FEATURED IMAGE: A photograph of the writer, Stella, in front of the Grand Canyon. She is smiling at the camera, wearing sunglasses, a red baseball hat and a long tank top with pink, purple, black and orange colours.


Writing is my passion, but why did it take me over a week to pick up my pen? My story is about choosing to, and then learning how to, make major transitions life, after being diagnosed with a Traumatic Brain Injury (TBI).

On April 7th, 2017, I was trapped in a car with an intoxicated volunteer driver. He refused to let me out, or drive me home. He placed the child safety locks on the doors and used vulgar language towards me as he drove erratically. Then, as he drove up a hill, the vehicle flipped and turned in the air. As this happened, I thought I would die or become a paraplegic. I survived, but my life has been transformed forever.

I have one daughter, six siblings, and several friends. After the collision, I still have the above but so much has changed. I am no longer capable of working; my beloved jobs as an educational assistant and an estate sales person ended. As a result, I had to sell my home because I could no longer afford to live there. My main medical issues are poor cognition, low energy, head pain, long and short term memory issues, difficulty with word retrieval and facial/name recognition, poor concentration, and trouble with decision-making.

I also have soft tissue injury on my right side from my hip to my foot, which limits my walking, hiking, standing and dancing abilities. My psychiatrist diagnosed me with anxiety, PTSD, and situational depression. Throughout this transition I was going through hell.

One day I read this quote:

When you’re going through hell keep going.

– Winston Churchill

I chose this path, despite all of the pain and suffering of doing so. I engage in physical, social and neurological and psychological learning whenever possible. These all assist in my recovery.
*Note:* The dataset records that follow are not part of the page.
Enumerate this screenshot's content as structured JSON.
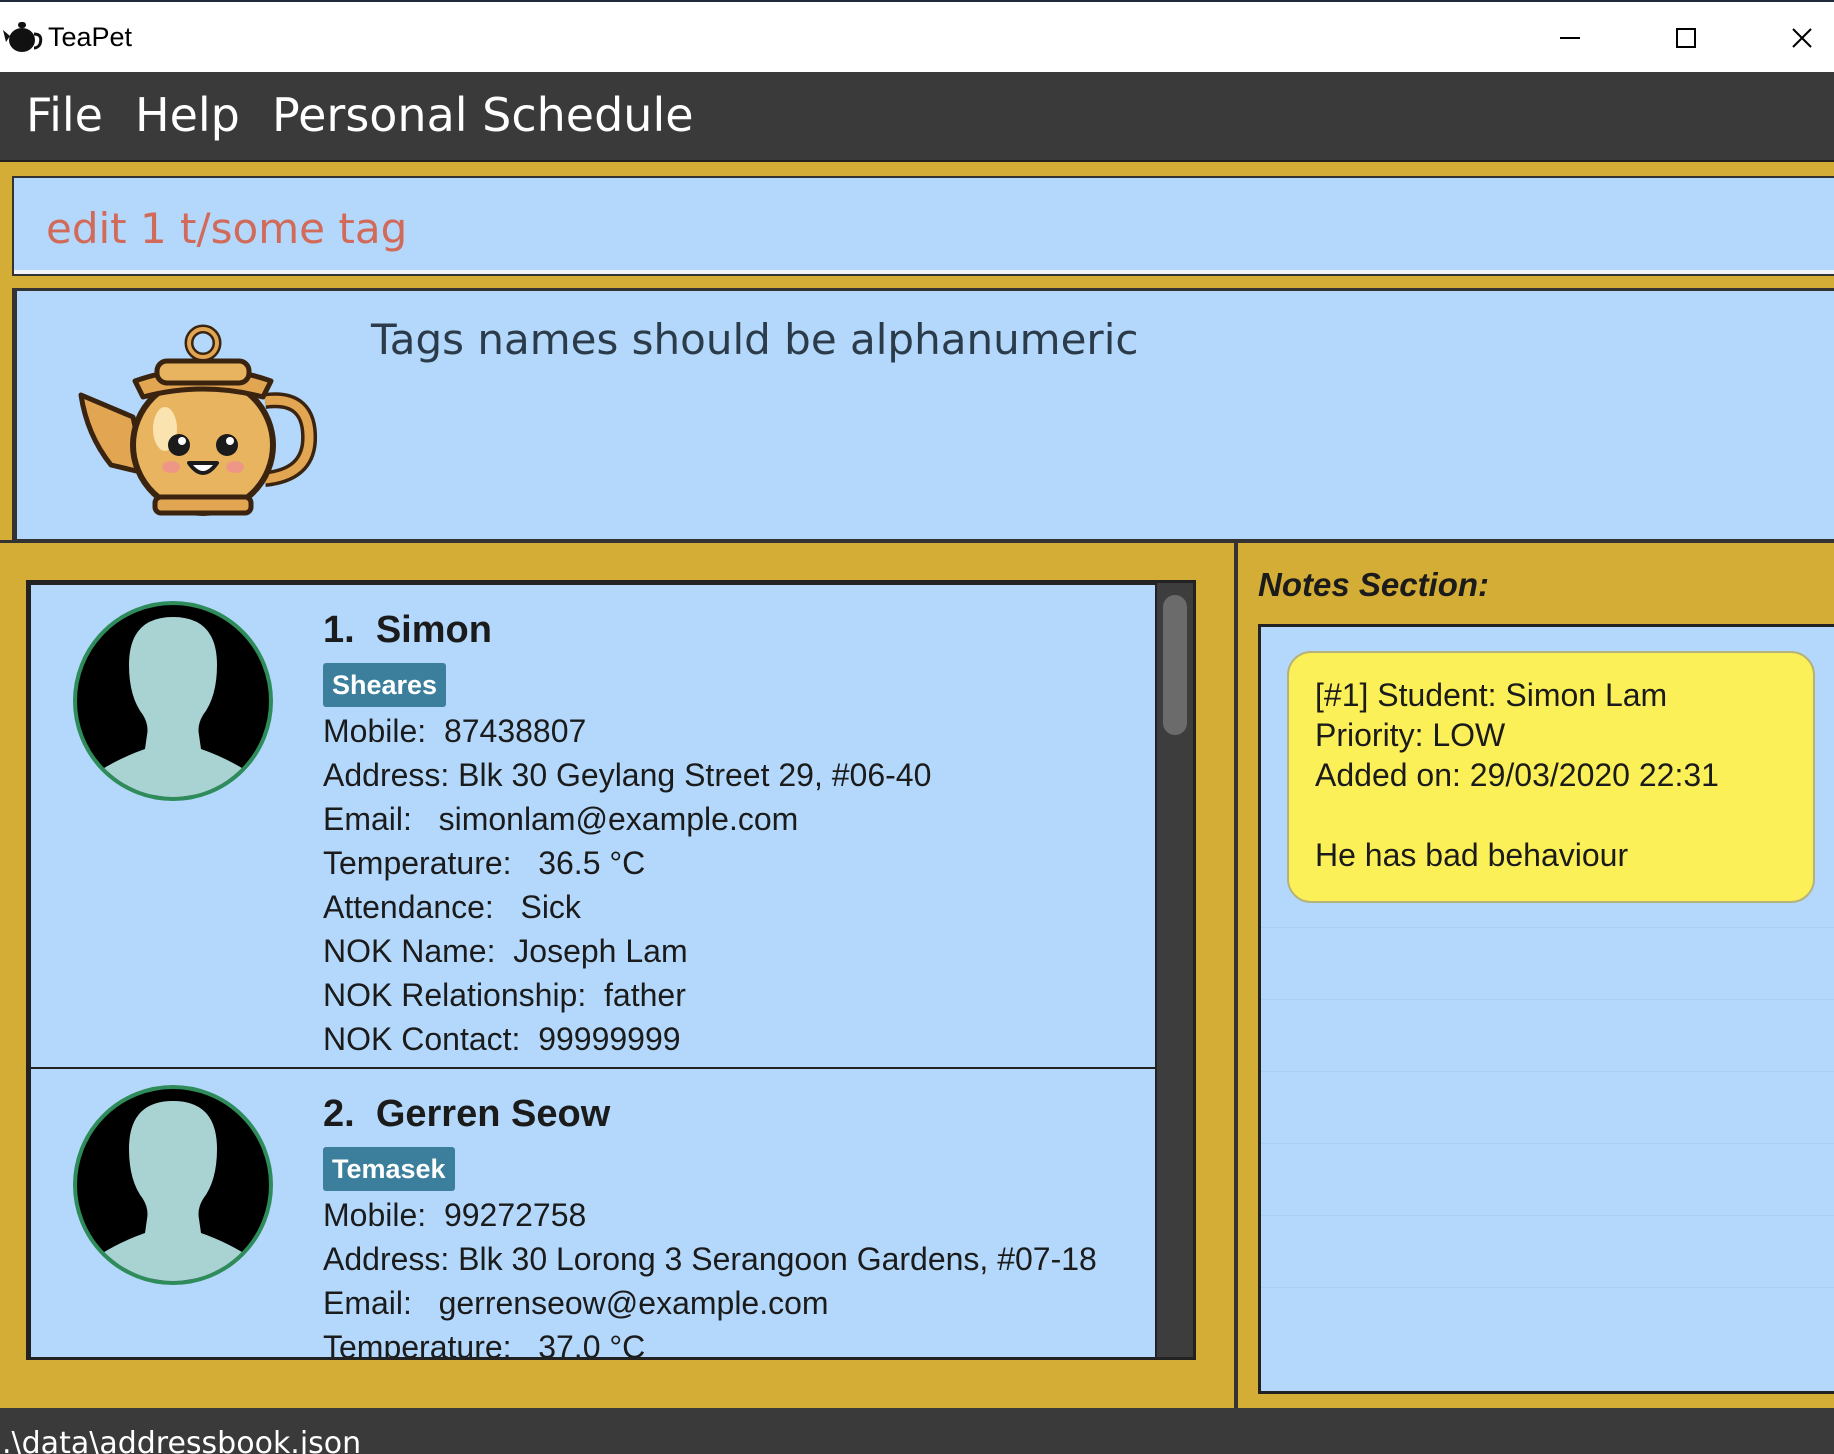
{
  "window": {
    "title": "TeaPet",
    "app_icon": "teapot-icon",
    "controls": [
      "minimize-icon",
      "maximize-icon",
      "close-icon"
    ]
  },
  "menu": {
    "file": "File",
    "help": "Help",
    "schedule": "Personal Schedule"
  },
  "command": {
    "value": "edit 1 t/some tag"
  },
  "result": {
    "message": "Tags names should be alphanumeric",
    "mascot": "teapot-mascot"
  },
  "students": [
    {
      "index": "1.",
      "name": "Simon",
      "tag": "Sheares",
      "mobile": "Mobile:  87438807",
      "address": "Address: Blk 30 Geylang Street 29, #06-40",
      "email": "Email:   simonlam@example.com",
      "temperature": "Temperature:   36.5 °C",
      "attendance": "Attendance:   Sick",
      "nok_name": "NOK Name:  Joseph Lam",
      "nok_relationship": "NOK Relationship:  father",
      "nok_contact": "NOK Contact:  99999999"
    },
    {
      "index": "2.",
      "name": "Gerren Seow",
      "tag": "Temasek",
      "mobile": "Mobile:  99272758",
      "address": "Address: Blk 30 Lorong 3 Serangoon Gardens, #07-18",
      "email": "Email:   gerrenseow@example.com",
      "temperature": "Temperature:   37.0 °C"
    }
  ],
  "notes": {
    "title": "Notes Section:",
    "items": [
      {
        "student": "[#1] Student: Simon Lam",
        "priority": "Priority: LOW",
        "added": "Added on: 29/03/2020 22:31",
        "content": "He has bad behaviour"
      }
    ]
  },
  "status": {
    "path": ".\\data\\addressbook.json"
  },
  "colors": {
    "background": "#d4ad37",
    "panel": "#b3d8fb",
    "menubar": "#3a3a3a",
    "tag": "#3b7f9c",
    "note": "#fcf058",
    "command_text": "#d26a5a"
  }
}
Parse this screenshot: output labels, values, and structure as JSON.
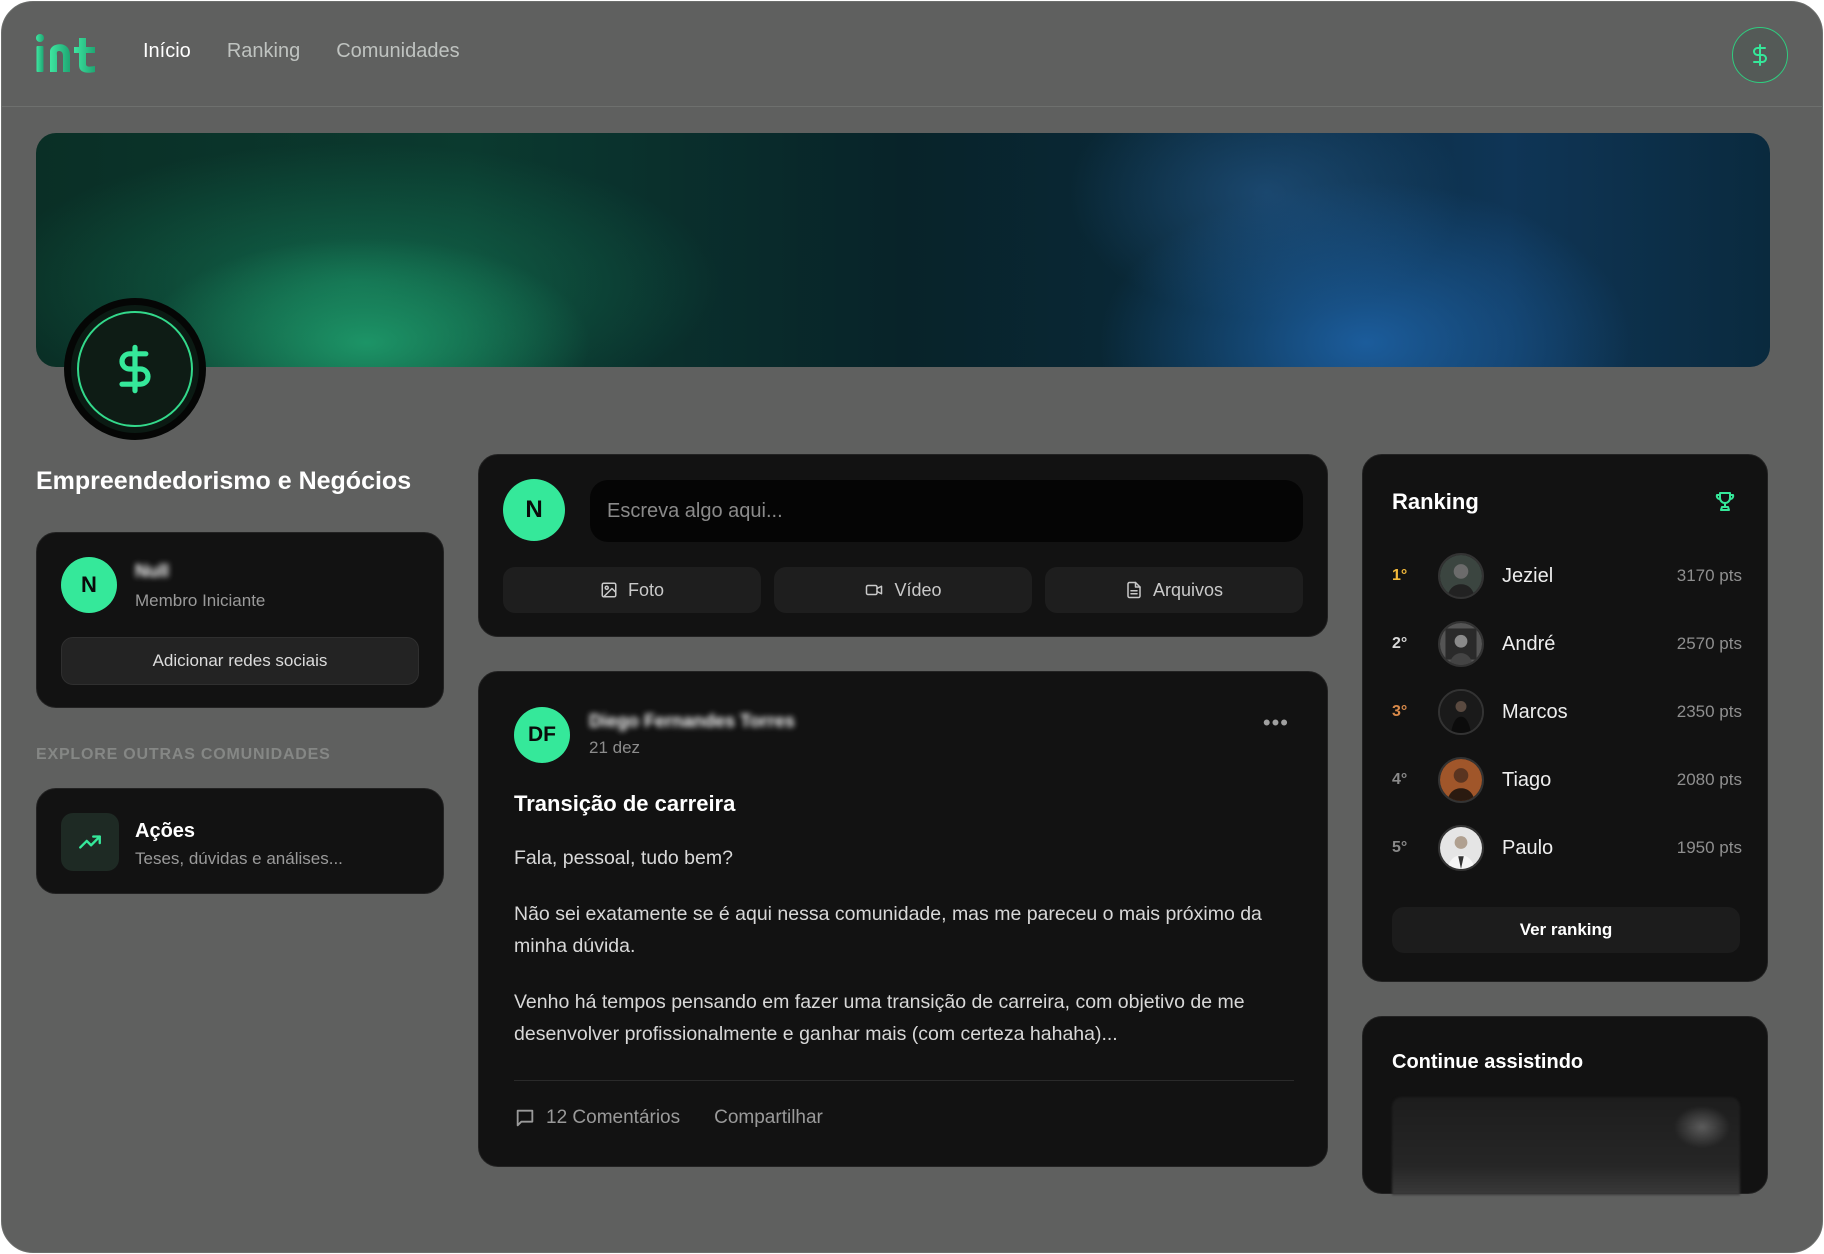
{
  "nav": {
    "logo": "int",
    "items": [
      {
        "label": "Início",
        "active": true
      },
      {
        "label": "Ranking",
        "active": false
      },
      {
        "label": "Comunidades",
        "active": false
      }
    ]
  },
  "community": {
    "name": "Empreendedorismo e Negócios",
    "icon": "dollar-icon"
  },
  "member": {
    "initial": "N",
    "name": "Null",
    "role": "Membro Iniciante",
    "social_button": "Adicionar redes sociais"
  },
  "explore": {
    "label": "EXPLORE OUTRAS COMUNIDADES",
    "items": [
      {
        "title": "Ações",
        "description": "Teses, dúvidas e análises...",
        "icon": "trending-up-icon"
      }
    ]
  },
  "composer": {
    "initial": "N",
    "placeholder": "Escreva algo aqui...",
    "buttons": [
      {
        "label": "Foto",
        "icon": "image-icon"
      },
      {
        "label": "Vídeo",
        "icon": "video-icon"
      },
      {
        "label": "Arquivos",
        "icon": "file-icon"
      }
    ]
  },
  "post": {
    "initials": "DF",
    "author": "Diego Fernandes Torres",
    "date": "21 dez",
    "title": "Transição de carreira",
    "paragraphs": [
      "Fala, pessoal, tudo bem?",
      "Não sei exatamente se é aqui nessa comunidade, mas me pareceu o mais próximo da minha dúvida.",
      "Venho há tempos pensando em fazer uma transição de carreira, com objetivo de me desenvolver profissionalmente e ganhar mais (com certeza hahaha)..."
    ],
    "comments": "12 Comentários",
    "share": "Compartilhar"
  },
  "ranking": {
    "title": "Ranking",
    "button": "Ver ranking",
    "entries": [
      {
        "position": "1°",
        "name": "Jeziel",
        "points": "3170 pts",
        "color": "#f2b93b"
      },
      {
        "position": "2°",
        "name": "André",
        "points": "2570 pts",
        "color": "#d9d9d9"
      },
      {
        "position": "3°",
        "name": "Marcos",
        "points": "2350 pts",
        "color": "#d98a4a"
      },
      {
        "position": "4°",
        "name": "Tiago",
        "points": "2080 pts",
        "color": "#8a8a8a"
      },
      {
        "position": "5°",
        "name": "Paulo",
        "points": "1950 pts",
        "color": "#8a8a8a"
      }
    ]
  },
  "continue": {
    "title": "Continue assistindo"
  },
  "colors": {
    "accent": "#35e89a",
    "card": "#121212",
    "page": "#5f605f"
  }
}
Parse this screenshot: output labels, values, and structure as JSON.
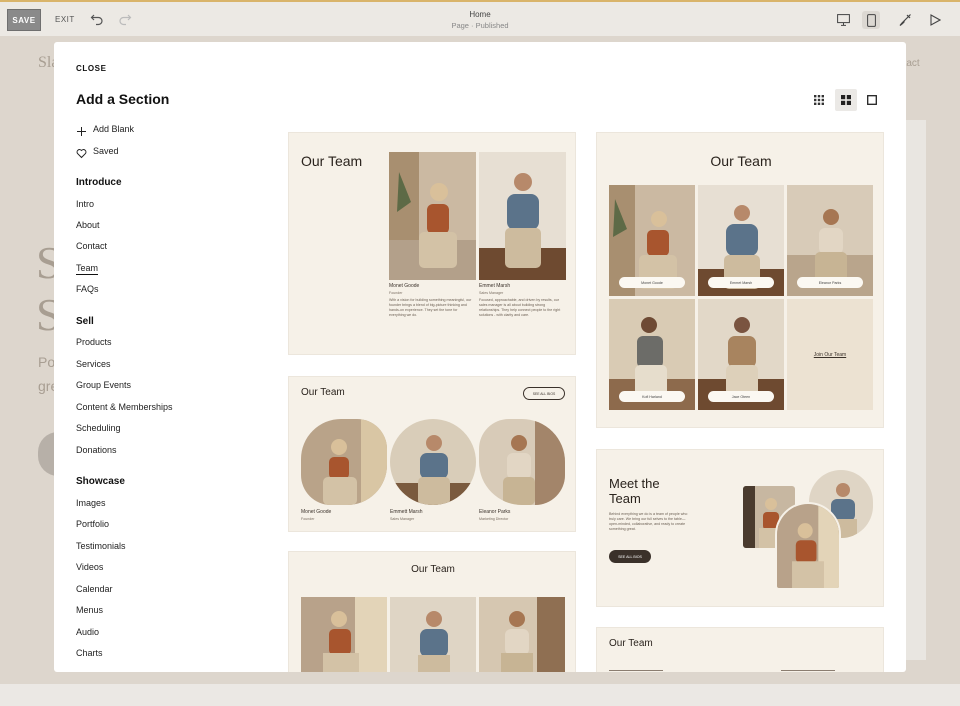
{
  "topbar": {
    "save_label": "SAVE",
    "exit_label": "EXIT",
    "page_title": "Home",
    "page_status": "Page · Published"
  },
  "background": {
    "slogan_fragment": "Sla",
    "nav_fragment": "ntact",
    "heading_fragment_1": "S",
    "heading_fragment_2": "S",
    "body_fragment_1": "Po",
    "body_fragment_2": "gre"
  },
  "modal": {
    "close_label": "CLOSE",
    "title": "Add a Section",
    "quick_actions": [
      {
        "label": "Add Blank",
        "icon": "plus-icon"
      },
      {
        "label": "Saved",
        "icon": "heart-icon"
      }
    ],
    "categories": [
      {
        "name": "Introduce",
        "items": [
          "Intro",
          "About",
          "Contact",
          "Team",
          "FAQs"
        ]
      },
      {
        "name": "Sell",
        "items": [
          "Products",
          "Services",
          "Group Events",
          "Content & Memberships",
          "Scheduling",
          "Donations"
        ]
      },
      {
        "name": "Showcase",
        "items": [
          "Images",
          "Portfolio",
          "Testimonials",
          "Videos",
          "Calendar",
          "Menus",
          "Audio",
          "Charts"
        ]
      }
    ],
    "active_item": "Team",
    "view_modes": [
      "grid-small-icon",
      "grid-large-icon",
      "single-icon"
    ],
    "active_view": "grid-large-icon"
  },
  "cards": {
    "card1": {
      "title": "Our Team",
      "members": [
        {
          "name": "Monet Goode",
          "role": "Founder",
          "bio": "With a vision for building something meaningful, our founder brings a blend of big-picture thinking and hands-on experience. They set the tone for everything we do."
        },
        {
          "name": "Emmet Marsh",
          "role": "Sales Manager",
          "bio": "Focused, approachable, and driven by results, our sales manager is all about building strong relationships. They help connect people to the right solutions - with clarity and care."
        }
      ]
    },
    "card2": {
      "title": "Our Team",
      "button": "SEE ALL BIOS",
      "members": [
        {
          "name": "Monet Goode",
          "role": "Founder"
        },
        {
          "name": "Emmett Marsh",
          "role": "Sales Manager"
        },
        {
          "name": "Eleanor Parks",
          "role": "Marketing Director"
        }
      ]
    },
    "card3": {
      "title": "Our Team"
    },
    "card4": {
      "title": "Our Team",
      "labels": [
        "Monet Goode",
        "Emmet Marsh",
        "Eleanor Parks",
        "Kofi Harland",
        "Jace Oteen"
      ],
      "join_link": "Join Our Team"
    },
    "card5": {
      "title_line1": "Meet the",
      "title_line2": "Team",
      "body": "Behind everything we do is a team of people who truly care. We bring our full selves to the table— open-minded, collaborative, and ready to create something great.",
      "button": "SEE ALL BIOS"
    },
    "card6": {
      "title": "Our Team"
    }
  },
  "colors": {
    "card_bg": "#f6f1e8",
    "accent_topbar": "#d9b46a",
    "dark_text": "#2a231d"
  }
}
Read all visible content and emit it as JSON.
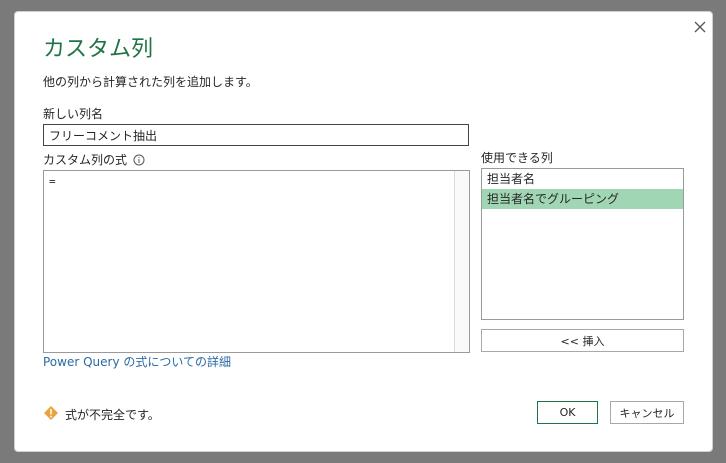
{
  "dialog": {
    "title": "カスタム列",
    "subtitle": "他の列から計算された列を追加します。",
    "close_icon": "close-icon"
  },
  "new_column": {
    "label": "新しい列名",
    "value": "フリーコメント抽出"
  },
  "formula": {
    "label": "カスタム列の式",
    "info_icon": "info-icon",
    "value": "="
  },
  "available_columns": {
    "label": "使用できる列",
    "items": [
      "担当者名",
      "担当者名でグルーピング"
    ],
    "selected_index": 1
  },
  "buttons": {
    "insert": "<< 挿入",
    "ok": "OK",
    "cancel": "キャンセル"
  },
  "link": "Power Query の式についての詳細",
  "status": {
    "icon": "warning-icon",
    "text": "式が不完全です。"
  },
  "colors": {
    "accent": "#217346",
    "selected_row": "#a0d6b4",
    "link": "#2b6aa5",
    "warning": "#e8a33b"
  }
}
If you have a Traumatic Brain Injury, you need support systems. I chose: family, friends, doctors, lawyers, medical assistance, counsellors, and Brain Injury Associations such as: Brain Injury Association of Durham (BIAD), BIST, OBIA and more. I searched online for supports. I couldn’t have made my progress without all of the above supports.

My neurologist said I need to volunteer/interact to keep as healthy as possible. During Covid I studied meditation online. I am now a mindfulness teacher, and a peer mentor for OBIA. For affordability I live in rent geared to income housing. I am driven towards helping other individuals who also have a TBI.

It has taken time to realize that I am deserving of positive transitions in my life, and so are you! Many of my physical, emotional and social activities are different post-collision. For example, at OBIA I am a peer mentor at the community centre I engage in aquafit. I also continue to practice meditation and yoga.

Stella Sloan is an ABI Survivor, and a member of the day program at the Brain Injury Association of Durham (BIAD). She invites anyone who would like to share their own story as she has, to contact her via BIST for direction, editing and support. Contact Stella via BIST at: info@bist.ca.